EXERCISE AIM -> Once the line containing "Parse this screenshot: output" is found in the listing below, return it and each line after it through the last, exactly as given.

DATA FOR THE TASK ->
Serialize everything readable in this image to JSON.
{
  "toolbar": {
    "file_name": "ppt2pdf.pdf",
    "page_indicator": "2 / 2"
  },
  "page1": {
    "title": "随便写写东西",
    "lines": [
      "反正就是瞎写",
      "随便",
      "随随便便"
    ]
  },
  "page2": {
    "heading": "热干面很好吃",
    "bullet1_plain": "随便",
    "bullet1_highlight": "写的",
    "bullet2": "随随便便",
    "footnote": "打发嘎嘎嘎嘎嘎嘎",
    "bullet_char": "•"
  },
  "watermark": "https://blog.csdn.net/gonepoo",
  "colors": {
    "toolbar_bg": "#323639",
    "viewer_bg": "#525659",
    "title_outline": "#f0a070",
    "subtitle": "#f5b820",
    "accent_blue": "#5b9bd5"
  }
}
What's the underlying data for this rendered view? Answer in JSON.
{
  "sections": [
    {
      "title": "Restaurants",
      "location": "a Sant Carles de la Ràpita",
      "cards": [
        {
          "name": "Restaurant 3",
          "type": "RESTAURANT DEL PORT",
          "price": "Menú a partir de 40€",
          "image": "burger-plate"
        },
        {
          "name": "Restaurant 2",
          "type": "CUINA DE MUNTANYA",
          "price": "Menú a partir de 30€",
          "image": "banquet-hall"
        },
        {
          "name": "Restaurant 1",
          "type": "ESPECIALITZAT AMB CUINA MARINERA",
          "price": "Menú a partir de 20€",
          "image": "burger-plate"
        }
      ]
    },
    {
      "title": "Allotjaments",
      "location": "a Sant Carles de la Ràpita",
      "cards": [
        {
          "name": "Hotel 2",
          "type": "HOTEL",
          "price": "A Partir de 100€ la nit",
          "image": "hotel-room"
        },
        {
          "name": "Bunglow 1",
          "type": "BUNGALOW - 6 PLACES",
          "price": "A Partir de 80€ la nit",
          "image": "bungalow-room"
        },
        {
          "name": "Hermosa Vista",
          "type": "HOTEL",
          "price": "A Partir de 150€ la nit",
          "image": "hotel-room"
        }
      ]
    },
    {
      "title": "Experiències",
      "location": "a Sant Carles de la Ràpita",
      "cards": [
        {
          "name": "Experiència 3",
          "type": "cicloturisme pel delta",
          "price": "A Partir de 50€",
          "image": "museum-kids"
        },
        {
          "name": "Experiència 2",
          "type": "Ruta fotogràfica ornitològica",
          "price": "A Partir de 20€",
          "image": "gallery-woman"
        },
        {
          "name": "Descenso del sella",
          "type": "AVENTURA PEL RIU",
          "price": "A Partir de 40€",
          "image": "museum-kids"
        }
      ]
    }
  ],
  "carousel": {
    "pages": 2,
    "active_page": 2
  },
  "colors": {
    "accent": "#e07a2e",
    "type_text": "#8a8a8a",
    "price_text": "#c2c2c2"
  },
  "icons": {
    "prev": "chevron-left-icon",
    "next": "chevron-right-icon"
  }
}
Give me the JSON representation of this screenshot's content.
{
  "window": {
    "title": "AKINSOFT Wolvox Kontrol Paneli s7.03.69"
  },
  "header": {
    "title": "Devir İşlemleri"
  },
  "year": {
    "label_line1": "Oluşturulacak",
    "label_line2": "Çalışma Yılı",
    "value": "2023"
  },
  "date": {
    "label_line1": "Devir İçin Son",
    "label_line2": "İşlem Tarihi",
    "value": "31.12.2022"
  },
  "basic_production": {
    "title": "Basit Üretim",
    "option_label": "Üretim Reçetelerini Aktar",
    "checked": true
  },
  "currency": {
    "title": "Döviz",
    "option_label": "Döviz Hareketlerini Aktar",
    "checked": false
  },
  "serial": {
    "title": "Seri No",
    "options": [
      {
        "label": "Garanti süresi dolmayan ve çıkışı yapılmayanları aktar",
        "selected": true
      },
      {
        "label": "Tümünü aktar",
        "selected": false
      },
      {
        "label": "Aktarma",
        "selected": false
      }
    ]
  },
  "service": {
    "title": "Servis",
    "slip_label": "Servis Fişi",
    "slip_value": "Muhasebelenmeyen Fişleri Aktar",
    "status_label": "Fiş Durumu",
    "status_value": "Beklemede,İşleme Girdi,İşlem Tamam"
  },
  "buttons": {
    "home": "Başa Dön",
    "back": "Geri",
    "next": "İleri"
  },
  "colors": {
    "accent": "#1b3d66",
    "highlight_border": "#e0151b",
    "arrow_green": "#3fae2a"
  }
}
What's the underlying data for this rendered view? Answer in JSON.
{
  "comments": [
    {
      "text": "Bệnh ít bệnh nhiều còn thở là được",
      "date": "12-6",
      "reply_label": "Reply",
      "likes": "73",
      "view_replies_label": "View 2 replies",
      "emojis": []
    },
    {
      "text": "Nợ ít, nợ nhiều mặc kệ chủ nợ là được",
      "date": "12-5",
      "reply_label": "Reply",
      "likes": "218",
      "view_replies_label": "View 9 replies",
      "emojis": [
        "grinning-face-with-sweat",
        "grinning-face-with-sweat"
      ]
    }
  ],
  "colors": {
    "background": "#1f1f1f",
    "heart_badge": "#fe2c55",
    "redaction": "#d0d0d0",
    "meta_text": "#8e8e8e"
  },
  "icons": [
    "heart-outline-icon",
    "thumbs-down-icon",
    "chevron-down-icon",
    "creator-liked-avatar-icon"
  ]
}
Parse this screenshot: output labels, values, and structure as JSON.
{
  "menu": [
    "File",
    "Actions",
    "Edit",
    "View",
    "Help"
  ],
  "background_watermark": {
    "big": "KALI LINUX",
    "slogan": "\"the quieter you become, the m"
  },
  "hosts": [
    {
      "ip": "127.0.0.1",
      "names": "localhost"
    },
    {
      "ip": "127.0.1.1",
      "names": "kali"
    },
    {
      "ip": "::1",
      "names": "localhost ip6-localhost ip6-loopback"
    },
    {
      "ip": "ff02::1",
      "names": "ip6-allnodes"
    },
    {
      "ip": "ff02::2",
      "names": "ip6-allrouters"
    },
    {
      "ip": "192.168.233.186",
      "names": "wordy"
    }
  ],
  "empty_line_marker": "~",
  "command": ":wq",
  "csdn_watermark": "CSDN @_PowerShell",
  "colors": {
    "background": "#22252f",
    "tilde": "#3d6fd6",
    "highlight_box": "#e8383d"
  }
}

ANSWER SECTION ->
Parse this screenshot: output labels, values, and structure as JSON.
{
  "menu": [
    "File",
    "Actions",
    "Edit",
    "View",
    "Help"
  ],
  "background_watermark": {
    "big": "KALI LINUX",
    "slogan": "\"the quieter you become, the m"
  },
  "hosts": [
    {
      "ip": "127.0.0.1",
      "names": "localhost"
    },
    {
      "ip": "127.0.1.1",
      "names": "kali"
    },
    {
      "ip": "::1",
      "names": "localhost ip6-localhost ip6-loopback"
    },
    {
      "ip": "ff02::1",
      "names": "ip6-allnodes"
    },
    {
      "ip": "ff02::2",
      "names": "ip6-allrouters"
    },
    {
      "ip": "192.168.233.186",
      "names": "wordy"
    }
  ],
  "empty_line_marker": "~",
  "command": ":wq",
  "csdn_watermark": "CSDN @_PowerShell",
  "colors": {
    "background": "#22252f",
    "tilde": "#3d6fd6",
    "highlight_box": "#e8383d"
  }
}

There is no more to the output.